Health Care Systems Research Collaboratory

Project Concept Review

Council Date: January 15, 2021

Program Director: Wendy Weber, N.D., Ph.D., M.P.H.


Background 

The overall goal of the NIH Health Care Systems (HCS) Research Collaboratory program has been strengthening the national capacity to implement cost-effective large-scale research studies that engage health care delivery organizations and patients as research partners. The NIH HCS Research Collaboratory Program established a Collaboratory Coordinating Center (CCC) in 2012 (https://rethinkingclinicaltrials.org/about-nih-collaboratory/) that is providing national leadership and technical expertise. Since 2012, the CCC has facilitated the successful planning and implementation of 19 full-scale pragmatic clinical trials launched in the NIH HCS Research Collaboratory Program. The program was initially supported by the NIH Common Fund in 2012. In 2017, the program transitioned to Common Fund support for the Coordinating Center and support for the pragmatic trials coming from participating institutes and centers. 

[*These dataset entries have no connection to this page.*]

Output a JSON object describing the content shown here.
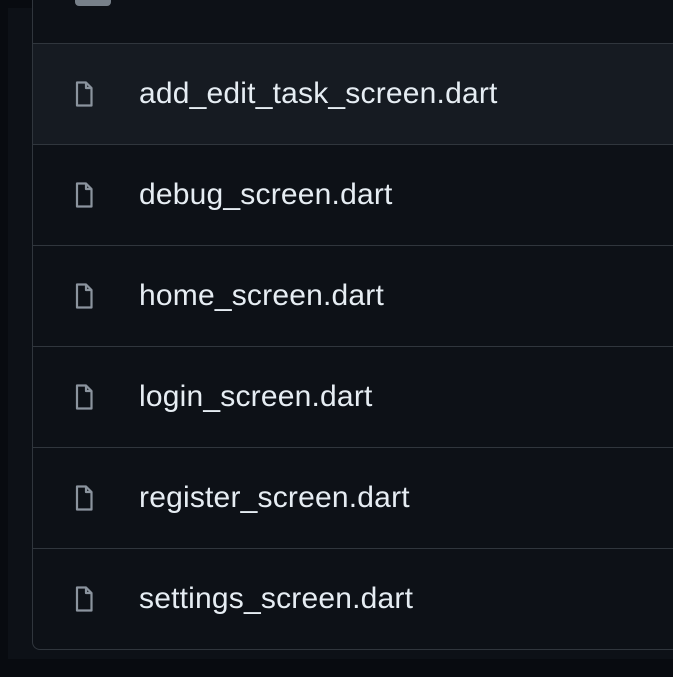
{
  "files": [
    {
      "name": "add_edit_task_screen.dart",
      "icon": "file-icon"
    },
    {
      "name": "debug_screen.dart",
      "icon": "file-icon"
    },
    {
      "name": "home_screen.dart",
      "icon": "file-icon"
    },
    {
      "name": "login_screen.dart",
      "icon": "file-icon"
    },
    {
      "name": "register_screen.dart",
      "icon": "file-icon"
    },
    {
      "name": "settings_screen.dart",
      "icon": "file-icon"
    }
  ],
  "colors": {
    "background": "#0d1117",
    "row_hover": "#161b22",
    "border": "#30363d",
    "text": "#e6edf3",
    "icon": "#8b949e"
  }
}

The aim of the HCS Research Collaboratory program is to provide a framework of implementation methods and best practices that will enable the participation of many health care systems in pragmatic research, not to support a defined health care research network. Health care systems have interest in participating in studies that may potentially impact the care they deliver, including pragmatic clinical research addressing the introduction of effective interventions or technologies into care or assessing the methods for dissemination and implementation of known effective treatments or guidelines. Research conducted in partnership with health care systems is essential to strengthen the relevance of research results to “real world” health practice. Successful approaches and best practices established through this initiative for research partnerships with health care systems should have a major impact on clinical research in the United States. The Collaboratory is also well-suited for testing how readily practice guidelines can be implemented in HCS, and for assessing outcomes of implementation across a broad range of patient subgroups. The Collaboratory could also leverage existing efforts, such as those of the U.S. Preventive Services Task Force, for generating evidence regarding screenings, counseling services, and preventive medications to improve the health of Americans. 

Purpose of Proposed Initiative

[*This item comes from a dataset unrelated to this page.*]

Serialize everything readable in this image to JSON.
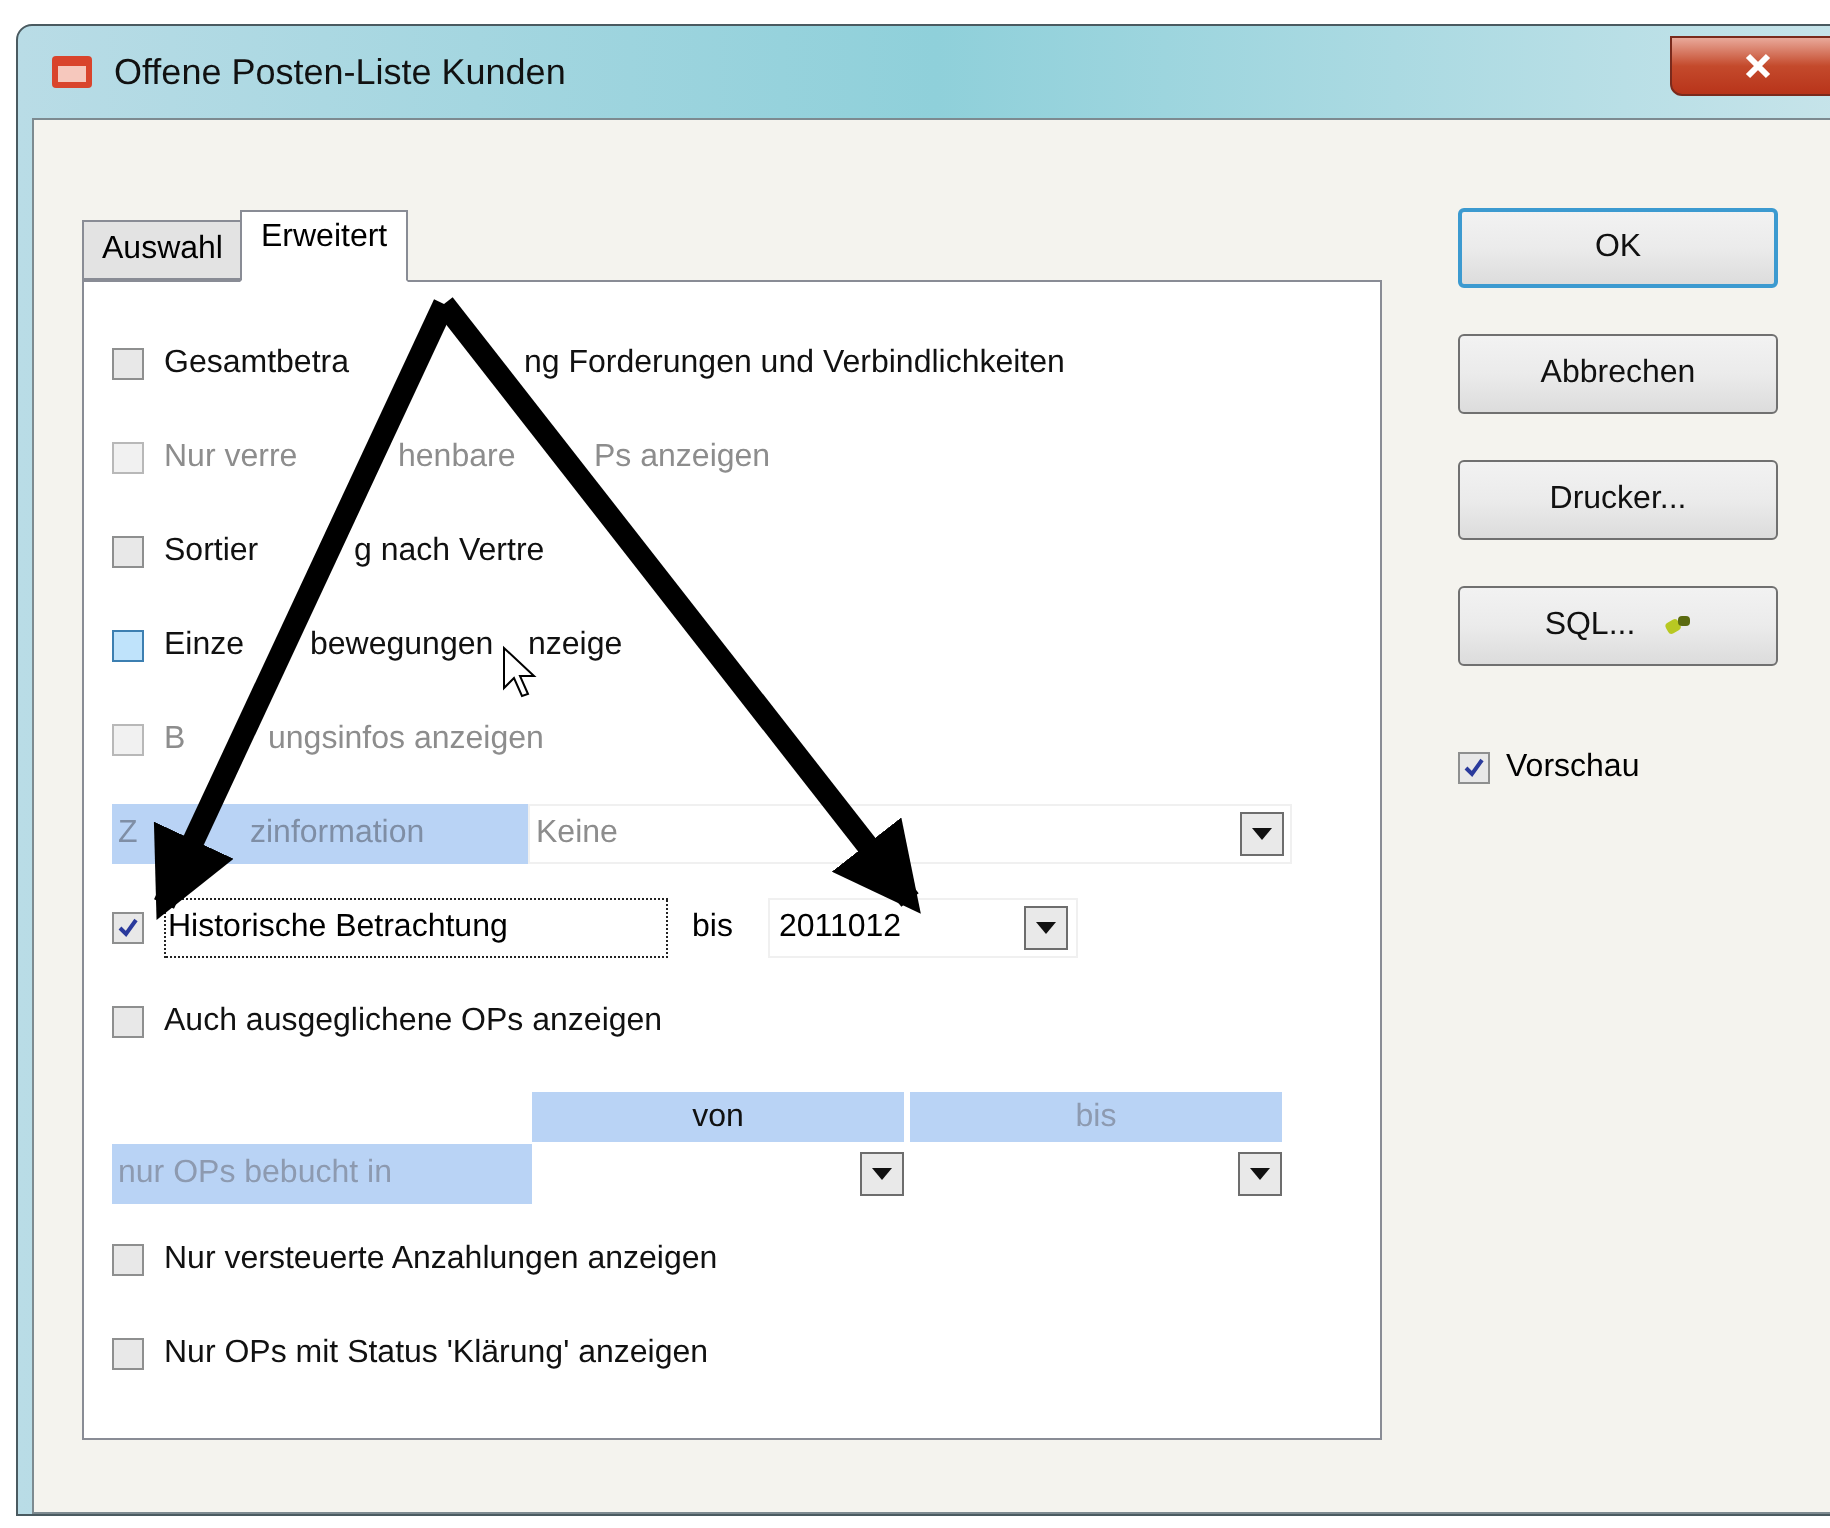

This initiative will support the continuation of the Health Care Systems Research Collaboratory for an additional 6 years of support by participating institutes and centers across NIH. The program would support 1) the continued support of the coordinating center through a limited competition funding opportunity announcement; and 2) a set of pragmatic trials or implementation science research studies conducted in partnership with at least three health care delivery systems. Trials must meet NIH requirements for diversity and inclusion for phase 3 trials. Projects and the Coordinating Center will ultimately make available data, tools, resources, and lessons learned from Collaboratory research projects to facilitate a broadened base of research partnerships with HCS.

Although 20th century scientific and technological advances have improved the health and well-being of the U.S. population overall, some populations in the United States do not benefit to the same extent. Racial and ethnic groups; socioeconomically disadvantaged, underserved populations; rural populations; and sexual and gender minority populations continue to experience a disproportionate share of many acute or chronic diseases and adverse health outcomes. Several characteristics make addressing health disparities an especially challenging problem. The challenges lie in the interactions of influences at various levels (e.g., individual, interpersonal, family, community, societal), the diversity of the relevant mediators (e.g., exposures, resilience factors), and the multiple interacting mechanisms involved (e.g., biological, behavioral, environmental, sociocultural, and health care system). Pragmatic trials and implementation studies are needed to address many disease settings that have predominantly impacted underserved patient populations, leading to increases in disease burden and unfavorable disease outcomes. Policies, clinical practice guidelines, and tools and interventions require careful assessment within HCS to address existing health inequities that continue to have negative health outcomes in these populations. Research is needed to study strategies to most effectively, equitably, and efficiently implement evidence-based interventions, and guidelines if applicable, to further assess their effectiveness in “real world” settings for underserved populations.

Each participating institute and center will co-fund the Coordinating Center and then support individual pragmatic trials or implementation science studies in high priority areas for that institute or center. The participating institutes and centers have indicated a strong interest in supporting research in health care systems that deliver care to underserved populations.

Objectives

The objectives to be met by this concept include but are not limited to the following:

  • Coordinating Center 
    • Further develop, adapt, and adopt technical and policy guidelines and best practices for the effective conduct of pragmatic clinical effectiveness and implementation trials in partnership with health care systems
    • Work collaboratively with each pragmatic study team supported through the Collaboratory program, including their partnering health care systems, to develop, test, and implement the proposed study while providing technical, design, and coordination support
    • Learn and disseminate the best strategies for engaging health care systems as research partners to improve health and care delivery.
       
  • Pragmatic and Implementation Trials 
    • Support embedded pragmatic or implementation trials to evaluate the impact of health care system changes to improve health 
    • Support pragmatic or implementation trials that will reduce or eliminate health inequities in health care systems
    • Support trials that will evaluate the impact of integrating evidence-based interventions into health care delivery
    • Conduct pragmatic clinical trials that will inform health care policy makers, such as Federal, state, and private health care systems.